*** Material shown Section Begins ***

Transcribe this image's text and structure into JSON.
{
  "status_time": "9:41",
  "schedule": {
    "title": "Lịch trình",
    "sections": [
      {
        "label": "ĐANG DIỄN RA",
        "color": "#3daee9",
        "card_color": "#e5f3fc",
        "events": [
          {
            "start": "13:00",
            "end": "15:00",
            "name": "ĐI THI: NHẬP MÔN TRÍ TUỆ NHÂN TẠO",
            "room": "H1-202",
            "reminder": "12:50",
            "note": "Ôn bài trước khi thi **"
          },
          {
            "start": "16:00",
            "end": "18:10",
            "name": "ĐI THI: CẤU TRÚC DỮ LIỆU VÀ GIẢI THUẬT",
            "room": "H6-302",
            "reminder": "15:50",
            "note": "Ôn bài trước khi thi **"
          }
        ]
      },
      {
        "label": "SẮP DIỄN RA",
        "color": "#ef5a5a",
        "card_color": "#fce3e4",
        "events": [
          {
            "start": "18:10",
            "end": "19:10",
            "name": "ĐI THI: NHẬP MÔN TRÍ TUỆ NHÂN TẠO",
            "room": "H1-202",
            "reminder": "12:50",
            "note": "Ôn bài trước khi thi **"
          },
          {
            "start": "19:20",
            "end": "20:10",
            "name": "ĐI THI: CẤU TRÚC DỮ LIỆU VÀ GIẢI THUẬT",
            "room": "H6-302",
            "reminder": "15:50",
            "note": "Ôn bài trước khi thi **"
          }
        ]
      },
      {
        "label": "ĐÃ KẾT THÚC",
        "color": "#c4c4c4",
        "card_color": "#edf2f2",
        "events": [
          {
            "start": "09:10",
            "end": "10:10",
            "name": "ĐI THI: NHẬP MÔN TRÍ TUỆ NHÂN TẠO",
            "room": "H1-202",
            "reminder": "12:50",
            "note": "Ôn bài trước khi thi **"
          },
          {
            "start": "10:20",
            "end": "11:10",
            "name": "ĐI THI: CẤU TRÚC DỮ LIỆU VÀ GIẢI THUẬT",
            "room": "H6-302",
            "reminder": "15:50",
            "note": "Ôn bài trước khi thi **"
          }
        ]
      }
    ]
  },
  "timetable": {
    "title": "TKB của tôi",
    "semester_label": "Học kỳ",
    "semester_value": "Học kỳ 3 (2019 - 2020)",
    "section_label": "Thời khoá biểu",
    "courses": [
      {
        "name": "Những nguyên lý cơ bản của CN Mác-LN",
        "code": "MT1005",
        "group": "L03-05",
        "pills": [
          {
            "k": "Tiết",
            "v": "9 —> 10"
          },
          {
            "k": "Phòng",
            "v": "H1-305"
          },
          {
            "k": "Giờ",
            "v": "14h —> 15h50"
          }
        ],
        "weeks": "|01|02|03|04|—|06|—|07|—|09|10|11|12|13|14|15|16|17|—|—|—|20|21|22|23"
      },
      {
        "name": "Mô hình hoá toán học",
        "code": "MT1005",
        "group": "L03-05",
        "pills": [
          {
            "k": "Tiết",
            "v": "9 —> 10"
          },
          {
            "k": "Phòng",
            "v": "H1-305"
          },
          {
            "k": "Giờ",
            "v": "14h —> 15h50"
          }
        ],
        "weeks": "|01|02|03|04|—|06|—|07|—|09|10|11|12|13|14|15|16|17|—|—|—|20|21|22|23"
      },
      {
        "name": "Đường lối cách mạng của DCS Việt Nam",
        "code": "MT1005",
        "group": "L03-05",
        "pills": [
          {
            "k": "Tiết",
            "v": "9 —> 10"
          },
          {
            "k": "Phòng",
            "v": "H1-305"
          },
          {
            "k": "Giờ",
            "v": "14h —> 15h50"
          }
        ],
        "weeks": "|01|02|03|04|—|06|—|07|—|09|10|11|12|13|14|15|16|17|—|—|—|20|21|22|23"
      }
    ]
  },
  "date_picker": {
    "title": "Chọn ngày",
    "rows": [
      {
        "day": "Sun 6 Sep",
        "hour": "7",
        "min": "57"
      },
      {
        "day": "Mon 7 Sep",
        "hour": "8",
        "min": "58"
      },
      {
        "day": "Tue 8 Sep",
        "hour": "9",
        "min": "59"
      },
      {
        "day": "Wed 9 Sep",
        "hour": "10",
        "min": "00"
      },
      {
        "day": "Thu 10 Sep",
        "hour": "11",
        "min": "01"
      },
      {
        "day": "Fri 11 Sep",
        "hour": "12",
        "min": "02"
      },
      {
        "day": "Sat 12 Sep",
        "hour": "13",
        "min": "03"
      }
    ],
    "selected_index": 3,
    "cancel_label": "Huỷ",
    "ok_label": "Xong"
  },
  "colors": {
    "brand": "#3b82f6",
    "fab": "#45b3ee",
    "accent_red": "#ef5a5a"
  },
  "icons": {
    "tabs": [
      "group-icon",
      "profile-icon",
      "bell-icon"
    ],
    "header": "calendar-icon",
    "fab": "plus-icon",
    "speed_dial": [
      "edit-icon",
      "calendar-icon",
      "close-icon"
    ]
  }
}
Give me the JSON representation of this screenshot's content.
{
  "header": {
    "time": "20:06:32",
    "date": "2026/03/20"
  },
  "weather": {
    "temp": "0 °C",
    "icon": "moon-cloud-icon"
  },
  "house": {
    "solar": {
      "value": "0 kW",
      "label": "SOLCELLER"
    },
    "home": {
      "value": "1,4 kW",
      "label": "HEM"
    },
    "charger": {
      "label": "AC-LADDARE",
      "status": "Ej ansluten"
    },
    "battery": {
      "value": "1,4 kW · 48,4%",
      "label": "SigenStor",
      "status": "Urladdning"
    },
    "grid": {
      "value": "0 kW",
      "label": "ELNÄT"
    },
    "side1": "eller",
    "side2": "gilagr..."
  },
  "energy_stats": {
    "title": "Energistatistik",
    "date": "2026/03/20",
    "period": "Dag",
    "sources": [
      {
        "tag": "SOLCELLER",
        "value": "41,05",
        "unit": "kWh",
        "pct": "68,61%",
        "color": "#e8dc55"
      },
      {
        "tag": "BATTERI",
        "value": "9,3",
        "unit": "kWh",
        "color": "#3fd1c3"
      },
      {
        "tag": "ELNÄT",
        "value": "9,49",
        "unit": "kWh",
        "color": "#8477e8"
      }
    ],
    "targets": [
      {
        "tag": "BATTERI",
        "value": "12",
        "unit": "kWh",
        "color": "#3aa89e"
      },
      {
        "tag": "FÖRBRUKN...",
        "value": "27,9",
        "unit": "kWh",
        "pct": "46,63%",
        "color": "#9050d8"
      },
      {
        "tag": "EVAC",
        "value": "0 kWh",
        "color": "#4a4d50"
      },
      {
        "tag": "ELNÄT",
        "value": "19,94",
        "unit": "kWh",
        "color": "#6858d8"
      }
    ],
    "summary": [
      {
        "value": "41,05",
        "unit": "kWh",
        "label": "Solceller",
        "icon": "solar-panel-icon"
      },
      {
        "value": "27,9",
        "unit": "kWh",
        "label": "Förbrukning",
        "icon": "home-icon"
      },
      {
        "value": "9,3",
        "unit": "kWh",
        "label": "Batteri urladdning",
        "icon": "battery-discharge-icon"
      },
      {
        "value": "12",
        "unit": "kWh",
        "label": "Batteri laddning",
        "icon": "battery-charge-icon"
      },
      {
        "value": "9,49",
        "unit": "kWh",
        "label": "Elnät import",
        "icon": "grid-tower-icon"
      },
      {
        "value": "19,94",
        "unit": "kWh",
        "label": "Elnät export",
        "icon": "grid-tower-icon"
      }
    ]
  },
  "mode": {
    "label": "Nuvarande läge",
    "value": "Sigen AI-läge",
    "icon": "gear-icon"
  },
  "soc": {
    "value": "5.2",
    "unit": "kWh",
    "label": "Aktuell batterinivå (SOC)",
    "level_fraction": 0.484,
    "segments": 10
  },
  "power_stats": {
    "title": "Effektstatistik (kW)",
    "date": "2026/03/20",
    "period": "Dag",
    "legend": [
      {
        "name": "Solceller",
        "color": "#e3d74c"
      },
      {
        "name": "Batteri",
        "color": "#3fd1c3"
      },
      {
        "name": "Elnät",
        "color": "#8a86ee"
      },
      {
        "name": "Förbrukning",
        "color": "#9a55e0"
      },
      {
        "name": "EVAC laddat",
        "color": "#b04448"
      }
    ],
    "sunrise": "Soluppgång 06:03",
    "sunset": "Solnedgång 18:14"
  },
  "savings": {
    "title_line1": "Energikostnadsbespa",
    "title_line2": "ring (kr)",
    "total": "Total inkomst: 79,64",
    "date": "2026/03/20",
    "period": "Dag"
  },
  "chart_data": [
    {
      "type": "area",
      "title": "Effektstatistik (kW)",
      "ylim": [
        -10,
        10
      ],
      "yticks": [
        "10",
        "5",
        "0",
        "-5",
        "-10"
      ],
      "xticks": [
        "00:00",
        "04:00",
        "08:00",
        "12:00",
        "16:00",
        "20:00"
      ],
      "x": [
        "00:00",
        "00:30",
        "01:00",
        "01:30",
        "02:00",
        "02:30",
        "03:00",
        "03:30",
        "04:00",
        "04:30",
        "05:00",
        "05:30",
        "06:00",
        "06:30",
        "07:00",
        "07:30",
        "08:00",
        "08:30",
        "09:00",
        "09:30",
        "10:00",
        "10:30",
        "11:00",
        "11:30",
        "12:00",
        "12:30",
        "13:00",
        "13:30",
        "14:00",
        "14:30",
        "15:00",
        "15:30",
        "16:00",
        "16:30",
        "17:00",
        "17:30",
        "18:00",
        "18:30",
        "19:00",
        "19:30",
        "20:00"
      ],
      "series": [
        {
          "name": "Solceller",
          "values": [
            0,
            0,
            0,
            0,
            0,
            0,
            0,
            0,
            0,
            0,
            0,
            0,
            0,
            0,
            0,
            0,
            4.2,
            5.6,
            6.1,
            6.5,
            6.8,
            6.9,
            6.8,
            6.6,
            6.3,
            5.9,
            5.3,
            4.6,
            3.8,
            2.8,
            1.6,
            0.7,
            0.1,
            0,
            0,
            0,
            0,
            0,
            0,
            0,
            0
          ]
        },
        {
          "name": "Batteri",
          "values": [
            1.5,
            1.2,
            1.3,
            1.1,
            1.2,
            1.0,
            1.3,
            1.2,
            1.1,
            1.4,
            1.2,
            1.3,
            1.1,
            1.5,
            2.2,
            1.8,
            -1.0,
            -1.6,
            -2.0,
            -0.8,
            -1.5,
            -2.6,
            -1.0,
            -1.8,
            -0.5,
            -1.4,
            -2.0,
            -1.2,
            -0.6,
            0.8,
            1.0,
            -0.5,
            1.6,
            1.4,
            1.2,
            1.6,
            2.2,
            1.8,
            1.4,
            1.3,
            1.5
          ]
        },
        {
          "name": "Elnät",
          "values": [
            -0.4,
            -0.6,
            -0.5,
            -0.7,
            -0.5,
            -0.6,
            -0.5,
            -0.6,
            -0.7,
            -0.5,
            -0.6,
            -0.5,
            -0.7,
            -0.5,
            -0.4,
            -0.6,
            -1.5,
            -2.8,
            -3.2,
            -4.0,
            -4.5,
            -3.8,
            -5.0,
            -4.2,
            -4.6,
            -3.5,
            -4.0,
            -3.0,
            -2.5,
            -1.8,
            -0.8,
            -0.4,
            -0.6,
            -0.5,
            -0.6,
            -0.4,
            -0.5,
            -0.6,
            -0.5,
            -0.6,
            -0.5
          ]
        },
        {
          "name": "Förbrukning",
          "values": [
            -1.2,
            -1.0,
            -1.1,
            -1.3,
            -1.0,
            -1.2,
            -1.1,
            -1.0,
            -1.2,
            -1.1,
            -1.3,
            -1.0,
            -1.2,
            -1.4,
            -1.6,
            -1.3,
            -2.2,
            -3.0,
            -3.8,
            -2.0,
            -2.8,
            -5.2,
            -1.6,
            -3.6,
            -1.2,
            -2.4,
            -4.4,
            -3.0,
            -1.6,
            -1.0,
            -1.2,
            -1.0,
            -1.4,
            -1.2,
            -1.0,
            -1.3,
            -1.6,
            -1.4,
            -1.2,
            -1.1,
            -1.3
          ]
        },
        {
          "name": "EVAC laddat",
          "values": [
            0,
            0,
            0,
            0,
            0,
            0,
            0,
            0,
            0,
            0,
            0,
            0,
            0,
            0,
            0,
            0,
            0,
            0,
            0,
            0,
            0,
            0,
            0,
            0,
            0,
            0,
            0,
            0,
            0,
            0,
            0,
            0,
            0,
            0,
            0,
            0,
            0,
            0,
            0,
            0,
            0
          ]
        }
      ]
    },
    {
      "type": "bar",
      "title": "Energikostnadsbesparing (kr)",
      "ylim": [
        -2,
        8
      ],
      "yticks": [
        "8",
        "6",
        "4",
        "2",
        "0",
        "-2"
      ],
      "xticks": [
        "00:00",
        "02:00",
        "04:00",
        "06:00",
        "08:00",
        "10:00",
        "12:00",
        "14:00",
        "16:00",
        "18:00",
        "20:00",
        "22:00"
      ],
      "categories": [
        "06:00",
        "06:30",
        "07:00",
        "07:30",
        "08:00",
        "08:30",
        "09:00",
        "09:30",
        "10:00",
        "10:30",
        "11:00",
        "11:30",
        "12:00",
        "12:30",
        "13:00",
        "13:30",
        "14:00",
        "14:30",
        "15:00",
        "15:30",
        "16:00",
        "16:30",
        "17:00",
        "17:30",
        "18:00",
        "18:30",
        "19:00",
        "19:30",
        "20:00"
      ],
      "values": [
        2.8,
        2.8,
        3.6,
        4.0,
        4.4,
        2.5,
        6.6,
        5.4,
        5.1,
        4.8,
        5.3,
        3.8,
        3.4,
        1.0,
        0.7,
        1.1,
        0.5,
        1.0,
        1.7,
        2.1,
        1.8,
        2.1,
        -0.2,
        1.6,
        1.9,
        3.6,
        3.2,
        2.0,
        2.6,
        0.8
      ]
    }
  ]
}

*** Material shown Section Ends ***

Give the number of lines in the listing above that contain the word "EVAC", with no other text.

Answer to this problem: 3